Infantino, 45, surprisingly defeated heavy favorite Sheikh Salman Bin Ibrahim Al-Khalifa in the second round of the presidential vote at FIFA’s extraordinary congress in Zurich on Friday and now his main task is to clean up the organization’s reputation.

[ MORE: Infantino elected new president ]

With ongoing investigations from both the U.S. and Swiss authorities into widespread allegations of corruption, that will be no mean feat but it feels like FIFA’s members have got this one right.

Infantino has worked at UEFA for the past 15 years and has risen from being known as the man who conducts UEFA draws to the most powerful man in world soccer. Some questions have been raised regarding his close relationship with Michel Platini who has been banned by FIFA for six years, along with former FIFA president Sepp Blatter, after a private payment was made between the duo. But Infantino has passed all of the required checks — he entered the presidential race pretty late on as a replacement for Platini as UEFA’s candidate — and is regarded as a straight-laced individual who can usher in real change.
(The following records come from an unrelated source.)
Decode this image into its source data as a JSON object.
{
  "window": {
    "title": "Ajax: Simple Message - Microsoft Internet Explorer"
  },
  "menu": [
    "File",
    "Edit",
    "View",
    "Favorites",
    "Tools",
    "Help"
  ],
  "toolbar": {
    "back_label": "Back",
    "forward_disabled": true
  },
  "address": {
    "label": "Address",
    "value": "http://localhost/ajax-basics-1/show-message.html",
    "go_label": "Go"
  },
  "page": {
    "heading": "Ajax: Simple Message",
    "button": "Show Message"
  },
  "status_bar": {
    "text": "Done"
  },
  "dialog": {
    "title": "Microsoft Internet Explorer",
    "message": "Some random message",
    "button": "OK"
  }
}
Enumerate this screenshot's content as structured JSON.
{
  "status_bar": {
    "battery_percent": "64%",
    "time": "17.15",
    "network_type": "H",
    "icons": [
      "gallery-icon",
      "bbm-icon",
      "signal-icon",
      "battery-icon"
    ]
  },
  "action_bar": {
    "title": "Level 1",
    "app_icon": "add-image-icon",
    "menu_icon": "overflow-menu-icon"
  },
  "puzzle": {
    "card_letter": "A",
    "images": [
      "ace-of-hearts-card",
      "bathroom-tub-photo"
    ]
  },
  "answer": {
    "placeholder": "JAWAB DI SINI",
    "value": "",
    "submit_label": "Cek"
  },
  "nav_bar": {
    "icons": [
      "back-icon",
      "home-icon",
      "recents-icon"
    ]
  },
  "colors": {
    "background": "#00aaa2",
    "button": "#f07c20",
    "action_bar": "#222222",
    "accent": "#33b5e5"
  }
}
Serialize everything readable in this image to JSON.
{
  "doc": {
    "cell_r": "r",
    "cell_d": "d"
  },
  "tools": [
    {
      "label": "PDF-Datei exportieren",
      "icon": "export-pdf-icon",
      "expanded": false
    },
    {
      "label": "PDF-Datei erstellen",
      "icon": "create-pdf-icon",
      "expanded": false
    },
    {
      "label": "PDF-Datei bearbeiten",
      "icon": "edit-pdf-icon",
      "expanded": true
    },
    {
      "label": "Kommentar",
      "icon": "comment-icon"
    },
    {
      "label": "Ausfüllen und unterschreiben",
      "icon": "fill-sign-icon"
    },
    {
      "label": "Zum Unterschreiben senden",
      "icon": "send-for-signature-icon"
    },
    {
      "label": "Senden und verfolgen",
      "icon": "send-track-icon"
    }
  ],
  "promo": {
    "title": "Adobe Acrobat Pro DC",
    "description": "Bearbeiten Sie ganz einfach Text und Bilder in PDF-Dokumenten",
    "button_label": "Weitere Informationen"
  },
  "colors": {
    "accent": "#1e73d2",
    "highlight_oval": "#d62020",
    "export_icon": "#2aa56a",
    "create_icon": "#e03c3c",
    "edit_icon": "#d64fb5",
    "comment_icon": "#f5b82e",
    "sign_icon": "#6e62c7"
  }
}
Recently he embarked on a tireless tour of the globe, visiting over 70 nations and getting star names such as Jose Mourinho, Fabio Capello and Luis Figo to endorse his bid to try and gain as much support as possible. The late push worked. Big time.

So what will the now former General Secretary of UEFA bring to the party?

[ MORE: FIFA approves landmark reforms

Well, a key part of his final speech on Friday — which lasted for less than 15 minutes as he spoke in several different languages and appealed to nations across the globe — was emphasizing that he’d give FIFA’s money back to the member nations. That was warmly applauded and a very smart move.

“The money of FIFA is for the development of football and nothing else,” Infantino said. “This is what we have to do.”

He also seemed up for the challenge of bringing nations together and understood that smaller and bigger soccer countries need different kinds of help from the governing body.

Infantino also acknowledged FIFA’s current issues — of which there are many following decades of corruption — which  is a good place to start and he stated: “When the situation is difficult, my friends, you have two choices. You hide or you stand up. For me, to hide has never been an option.”

Now he’s not hiding. He’s sitting front and center and will aim to restore respect for FIFA with his humble manner and obvious business nous which has helped turn UEFA into a juggernaut, financially, with both the Champions League and European Championships becoming huge tournaments in world soccer under his stewardship.

In his victory speech in front of the 209 member nations, Infantino promised to bring back respect through hard work and commitment. He is saying all the right things and seems to be up for the challenge in leading real change amid the wide-ranging reforms that were rubber-stamped and will become new laws in 60 days time.

“I want to work with all of you together in order to restore and rebuild a new era of FIFA where we can put again football at the center of the stage,” Infantino said. “FIFA has gone through sad times, moments of crisis, but those times are over. We need to implement the reform and implement good governance and transparency. We also need to have respect. We’re going to win back this respect through hard work, commitment and we’re going to make sure we can finally focus on this wonderful game that is football.”

Here’s a look at the main points of Infantino’s manifesto, as the new president has plenty of work to get stuck into but we can expect him to be working on these key issues:

  • 40-team World Cup tournament shared between co-hosts
  • Give back 50 percent of revenue directly to members
  • Each federation offered $5 million for development projects and ongoing programs, plus $1 million for travel expenses
  • Each confederation to receive $40 million for development projects, plus $4 million for assistance in organizing age-group tournaments
  • Publish salaries of FIFA executives (Part of new reforms)
  • 12-year term limits for Presidents (Part of new reforms)
  • Legends team to travel the world